Data excerpts:
____

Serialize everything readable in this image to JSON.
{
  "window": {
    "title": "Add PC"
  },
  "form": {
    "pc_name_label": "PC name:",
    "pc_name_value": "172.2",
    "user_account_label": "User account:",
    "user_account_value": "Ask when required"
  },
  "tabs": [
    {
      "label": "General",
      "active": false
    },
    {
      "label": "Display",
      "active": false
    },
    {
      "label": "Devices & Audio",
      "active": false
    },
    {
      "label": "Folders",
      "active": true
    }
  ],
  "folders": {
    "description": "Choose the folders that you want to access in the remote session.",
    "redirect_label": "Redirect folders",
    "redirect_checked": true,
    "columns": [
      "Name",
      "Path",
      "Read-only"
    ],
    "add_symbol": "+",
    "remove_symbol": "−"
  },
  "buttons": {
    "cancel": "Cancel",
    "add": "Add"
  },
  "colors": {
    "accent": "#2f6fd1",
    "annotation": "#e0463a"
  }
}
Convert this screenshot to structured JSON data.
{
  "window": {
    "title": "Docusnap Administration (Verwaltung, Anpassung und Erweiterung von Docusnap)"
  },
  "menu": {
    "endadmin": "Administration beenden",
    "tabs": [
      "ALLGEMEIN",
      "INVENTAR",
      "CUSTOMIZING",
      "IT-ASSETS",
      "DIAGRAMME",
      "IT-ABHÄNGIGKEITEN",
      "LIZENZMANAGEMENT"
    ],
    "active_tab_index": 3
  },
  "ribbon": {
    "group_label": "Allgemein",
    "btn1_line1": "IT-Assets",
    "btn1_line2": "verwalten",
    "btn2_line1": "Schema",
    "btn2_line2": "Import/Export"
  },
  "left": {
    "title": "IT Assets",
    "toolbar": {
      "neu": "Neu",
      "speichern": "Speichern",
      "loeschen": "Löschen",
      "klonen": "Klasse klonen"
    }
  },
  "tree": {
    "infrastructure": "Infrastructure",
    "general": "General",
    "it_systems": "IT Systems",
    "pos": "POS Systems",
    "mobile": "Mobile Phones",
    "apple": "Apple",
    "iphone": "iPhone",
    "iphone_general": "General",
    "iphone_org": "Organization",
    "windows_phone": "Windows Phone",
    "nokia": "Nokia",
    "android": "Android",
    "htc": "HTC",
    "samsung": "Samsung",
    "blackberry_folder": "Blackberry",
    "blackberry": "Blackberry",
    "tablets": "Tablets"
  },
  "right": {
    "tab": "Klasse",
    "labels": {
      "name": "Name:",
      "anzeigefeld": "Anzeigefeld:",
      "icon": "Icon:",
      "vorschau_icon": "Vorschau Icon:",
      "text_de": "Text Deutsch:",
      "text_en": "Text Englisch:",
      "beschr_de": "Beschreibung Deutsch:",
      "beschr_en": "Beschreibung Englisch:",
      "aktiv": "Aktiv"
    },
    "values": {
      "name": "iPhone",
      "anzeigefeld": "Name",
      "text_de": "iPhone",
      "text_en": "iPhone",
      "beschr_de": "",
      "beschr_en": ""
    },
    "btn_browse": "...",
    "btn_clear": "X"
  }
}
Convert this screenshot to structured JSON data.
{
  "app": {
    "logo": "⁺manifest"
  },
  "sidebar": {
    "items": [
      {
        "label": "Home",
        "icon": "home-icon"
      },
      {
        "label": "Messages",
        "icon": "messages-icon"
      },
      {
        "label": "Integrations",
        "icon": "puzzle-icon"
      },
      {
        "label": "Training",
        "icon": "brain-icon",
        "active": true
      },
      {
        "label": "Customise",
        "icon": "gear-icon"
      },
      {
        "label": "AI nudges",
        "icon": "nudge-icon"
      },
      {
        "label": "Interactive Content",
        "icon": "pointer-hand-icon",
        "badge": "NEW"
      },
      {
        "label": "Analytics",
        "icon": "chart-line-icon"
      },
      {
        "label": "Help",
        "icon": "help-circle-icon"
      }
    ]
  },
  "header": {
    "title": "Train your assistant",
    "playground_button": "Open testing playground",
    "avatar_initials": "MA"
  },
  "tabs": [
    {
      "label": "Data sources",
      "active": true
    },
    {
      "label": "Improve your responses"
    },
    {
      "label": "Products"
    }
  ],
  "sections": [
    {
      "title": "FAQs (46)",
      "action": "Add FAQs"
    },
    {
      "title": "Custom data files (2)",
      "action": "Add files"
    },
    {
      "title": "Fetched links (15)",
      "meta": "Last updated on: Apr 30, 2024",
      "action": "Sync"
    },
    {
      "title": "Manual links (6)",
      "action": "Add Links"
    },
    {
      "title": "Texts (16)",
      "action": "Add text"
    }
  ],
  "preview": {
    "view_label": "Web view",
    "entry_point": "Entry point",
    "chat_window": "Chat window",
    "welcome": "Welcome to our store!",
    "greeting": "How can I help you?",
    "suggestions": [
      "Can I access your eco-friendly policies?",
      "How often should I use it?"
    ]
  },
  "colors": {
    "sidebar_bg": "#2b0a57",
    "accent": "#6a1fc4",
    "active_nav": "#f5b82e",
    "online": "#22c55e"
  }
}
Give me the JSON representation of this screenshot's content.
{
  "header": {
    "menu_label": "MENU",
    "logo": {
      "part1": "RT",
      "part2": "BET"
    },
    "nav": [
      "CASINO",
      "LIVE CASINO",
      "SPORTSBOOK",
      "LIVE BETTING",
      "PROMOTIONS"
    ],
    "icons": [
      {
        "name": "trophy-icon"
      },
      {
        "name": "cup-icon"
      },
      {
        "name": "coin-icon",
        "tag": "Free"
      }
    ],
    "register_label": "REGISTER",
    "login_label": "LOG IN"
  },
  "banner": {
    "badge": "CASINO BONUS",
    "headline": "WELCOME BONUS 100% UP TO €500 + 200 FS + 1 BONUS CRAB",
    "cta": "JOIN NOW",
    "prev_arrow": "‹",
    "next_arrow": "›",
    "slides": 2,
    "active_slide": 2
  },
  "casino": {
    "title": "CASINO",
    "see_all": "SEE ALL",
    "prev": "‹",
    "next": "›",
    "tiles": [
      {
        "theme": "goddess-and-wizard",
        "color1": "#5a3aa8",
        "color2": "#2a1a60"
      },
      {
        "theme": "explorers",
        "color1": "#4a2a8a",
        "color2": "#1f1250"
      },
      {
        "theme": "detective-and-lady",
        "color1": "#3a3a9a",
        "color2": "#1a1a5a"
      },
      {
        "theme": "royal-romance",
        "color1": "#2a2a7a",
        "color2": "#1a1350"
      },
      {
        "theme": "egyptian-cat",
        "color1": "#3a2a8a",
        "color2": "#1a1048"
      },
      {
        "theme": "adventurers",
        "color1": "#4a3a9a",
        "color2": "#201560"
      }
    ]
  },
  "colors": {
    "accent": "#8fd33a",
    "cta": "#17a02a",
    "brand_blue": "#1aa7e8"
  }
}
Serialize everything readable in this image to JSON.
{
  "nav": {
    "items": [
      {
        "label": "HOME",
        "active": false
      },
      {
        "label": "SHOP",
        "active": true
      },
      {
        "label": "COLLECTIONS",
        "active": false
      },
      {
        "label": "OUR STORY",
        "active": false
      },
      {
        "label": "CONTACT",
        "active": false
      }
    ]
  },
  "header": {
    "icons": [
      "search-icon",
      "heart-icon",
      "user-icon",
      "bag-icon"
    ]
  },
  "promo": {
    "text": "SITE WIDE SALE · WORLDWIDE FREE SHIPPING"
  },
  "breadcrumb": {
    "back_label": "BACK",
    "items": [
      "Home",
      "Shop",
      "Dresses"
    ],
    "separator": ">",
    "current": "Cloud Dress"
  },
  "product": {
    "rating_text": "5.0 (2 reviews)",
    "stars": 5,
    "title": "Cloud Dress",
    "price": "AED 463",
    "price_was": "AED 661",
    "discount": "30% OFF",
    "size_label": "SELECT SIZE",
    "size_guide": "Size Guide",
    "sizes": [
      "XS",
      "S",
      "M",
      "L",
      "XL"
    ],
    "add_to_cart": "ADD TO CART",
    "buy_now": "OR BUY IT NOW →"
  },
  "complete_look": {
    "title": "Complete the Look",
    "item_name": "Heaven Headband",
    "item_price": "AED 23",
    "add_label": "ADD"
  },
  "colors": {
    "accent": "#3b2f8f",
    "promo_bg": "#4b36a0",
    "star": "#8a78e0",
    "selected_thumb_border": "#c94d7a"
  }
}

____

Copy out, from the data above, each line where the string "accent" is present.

SOLUTION FOR THIS TASK
    "accent": "#2f6fd1",
    "accent": "#6a1fc4",
    "accent": "#8fd33a",
    "accent": "#3b2f8f",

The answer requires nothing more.